Exercise goal » In the listing below, locate the lines bearing the word "stream". Copy every one of them.

Source data »
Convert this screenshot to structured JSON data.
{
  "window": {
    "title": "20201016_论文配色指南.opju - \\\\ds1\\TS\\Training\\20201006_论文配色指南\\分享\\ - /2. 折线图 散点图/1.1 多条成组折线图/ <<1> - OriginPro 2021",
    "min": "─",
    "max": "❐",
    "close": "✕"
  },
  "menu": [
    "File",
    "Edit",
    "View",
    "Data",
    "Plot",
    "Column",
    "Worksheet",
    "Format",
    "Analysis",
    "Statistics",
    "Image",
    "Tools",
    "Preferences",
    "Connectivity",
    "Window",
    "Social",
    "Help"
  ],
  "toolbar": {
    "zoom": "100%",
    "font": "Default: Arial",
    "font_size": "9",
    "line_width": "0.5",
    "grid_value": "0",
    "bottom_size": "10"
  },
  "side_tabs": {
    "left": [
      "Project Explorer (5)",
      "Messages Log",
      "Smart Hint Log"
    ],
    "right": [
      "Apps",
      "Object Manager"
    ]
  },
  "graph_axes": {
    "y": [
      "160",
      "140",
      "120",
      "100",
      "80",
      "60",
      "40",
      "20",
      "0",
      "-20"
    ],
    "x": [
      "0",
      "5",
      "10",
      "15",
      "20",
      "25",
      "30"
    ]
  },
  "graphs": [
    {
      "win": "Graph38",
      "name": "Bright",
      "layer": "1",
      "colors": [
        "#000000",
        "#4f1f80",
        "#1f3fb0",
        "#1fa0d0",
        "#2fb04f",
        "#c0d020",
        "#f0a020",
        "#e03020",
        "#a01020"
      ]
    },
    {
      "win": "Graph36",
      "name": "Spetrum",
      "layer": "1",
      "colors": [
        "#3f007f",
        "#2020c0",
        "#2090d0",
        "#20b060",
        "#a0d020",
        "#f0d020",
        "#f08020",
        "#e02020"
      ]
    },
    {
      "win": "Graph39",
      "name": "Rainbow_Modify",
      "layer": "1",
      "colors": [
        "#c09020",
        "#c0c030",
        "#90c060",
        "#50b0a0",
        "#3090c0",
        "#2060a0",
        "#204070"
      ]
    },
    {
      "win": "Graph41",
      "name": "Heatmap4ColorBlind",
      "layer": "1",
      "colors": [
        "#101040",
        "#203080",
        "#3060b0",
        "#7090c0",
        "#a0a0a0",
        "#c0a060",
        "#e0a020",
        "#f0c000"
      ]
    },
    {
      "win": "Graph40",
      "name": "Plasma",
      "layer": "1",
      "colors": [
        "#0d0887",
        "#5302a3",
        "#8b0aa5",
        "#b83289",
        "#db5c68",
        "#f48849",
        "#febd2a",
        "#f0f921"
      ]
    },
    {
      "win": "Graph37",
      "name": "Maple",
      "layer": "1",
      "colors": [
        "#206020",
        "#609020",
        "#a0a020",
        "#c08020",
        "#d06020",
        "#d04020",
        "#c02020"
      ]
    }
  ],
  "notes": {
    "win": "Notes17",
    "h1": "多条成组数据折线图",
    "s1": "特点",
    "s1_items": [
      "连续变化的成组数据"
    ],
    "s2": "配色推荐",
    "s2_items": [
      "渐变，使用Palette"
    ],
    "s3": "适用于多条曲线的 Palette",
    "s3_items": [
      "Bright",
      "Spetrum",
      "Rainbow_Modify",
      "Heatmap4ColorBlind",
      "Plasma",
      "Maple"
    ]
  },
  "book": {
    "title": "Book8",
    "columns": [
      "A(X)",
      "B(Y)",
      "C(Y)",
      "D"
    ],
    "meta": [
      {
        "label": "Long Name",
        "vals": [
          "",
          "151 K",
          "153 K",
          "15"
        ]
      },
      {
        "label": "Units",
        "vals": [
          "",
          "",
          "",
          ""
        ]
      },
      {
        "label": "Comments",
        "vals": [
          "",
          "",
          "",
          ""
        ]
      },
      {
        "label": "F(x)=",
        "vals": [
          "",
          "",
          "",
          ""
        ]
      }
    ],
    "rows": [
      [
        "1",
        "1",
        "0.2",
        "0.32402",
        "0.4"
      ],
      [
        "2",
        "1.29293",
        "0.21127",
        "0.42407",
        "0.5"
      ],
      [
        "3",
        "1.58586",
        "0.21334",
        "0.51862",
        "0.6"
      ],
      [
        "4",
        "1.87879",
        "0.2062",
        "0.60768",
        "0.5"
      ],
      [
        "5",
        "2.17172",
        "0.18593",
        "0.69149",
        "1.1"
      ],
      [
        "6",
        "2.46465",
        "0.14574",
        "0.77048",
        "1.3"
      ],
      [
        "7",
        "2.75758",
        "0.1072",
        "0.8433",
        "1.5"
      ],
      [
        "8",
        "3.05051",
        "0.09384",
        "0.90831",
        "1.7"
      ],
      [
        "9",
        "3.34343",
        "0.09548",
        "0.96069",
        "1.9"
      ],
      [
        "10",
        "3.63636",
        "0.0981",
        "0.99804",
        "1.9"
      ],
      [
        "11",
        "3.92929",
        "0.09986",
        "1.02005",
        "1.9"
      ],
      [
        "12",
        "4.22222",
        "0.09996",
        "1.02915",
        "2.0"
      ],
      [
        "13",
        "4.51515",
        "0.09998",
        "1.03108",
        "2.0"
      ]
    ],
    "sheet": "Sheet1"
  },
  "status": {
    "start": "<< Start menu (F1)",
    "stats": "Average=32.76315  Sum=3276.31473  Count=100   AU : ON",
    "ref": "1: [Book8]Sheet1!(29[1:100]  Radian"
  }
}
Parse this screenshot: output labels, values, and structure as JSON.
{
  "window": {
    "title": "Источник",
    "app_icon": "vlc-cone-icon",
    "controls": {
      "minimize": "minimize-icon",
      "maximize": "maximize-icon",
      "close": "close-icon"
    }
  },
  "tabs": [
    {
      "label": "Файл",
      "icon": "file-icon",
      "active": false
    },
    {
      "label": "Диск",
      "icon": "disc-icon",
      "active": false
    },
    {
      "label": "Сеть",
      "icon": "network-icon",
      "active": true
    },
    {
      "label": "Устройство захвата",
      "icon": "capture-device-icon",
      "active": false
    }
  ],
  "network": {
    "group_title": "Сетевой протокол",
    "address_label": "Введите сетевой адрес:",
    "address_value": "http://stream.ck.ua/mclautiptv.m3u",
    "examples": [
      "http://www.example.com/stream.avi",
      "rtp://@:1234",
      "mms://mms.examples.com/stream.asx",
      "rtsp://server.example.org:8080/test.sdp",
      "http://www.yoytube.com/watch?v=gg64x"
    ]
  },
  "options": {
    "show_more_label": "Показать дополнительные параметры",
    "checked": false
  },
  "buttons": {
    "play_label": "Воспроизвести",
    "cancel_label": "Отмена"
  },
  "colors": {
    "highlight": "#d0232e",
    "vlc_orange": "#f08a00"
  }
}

Your solution »
    "address_value": "http://stream.ck.ua/mclautiptv.m3u",
      "http://www.example.com/stream.avi",
      "mms://mms.examples.com/stream.asx",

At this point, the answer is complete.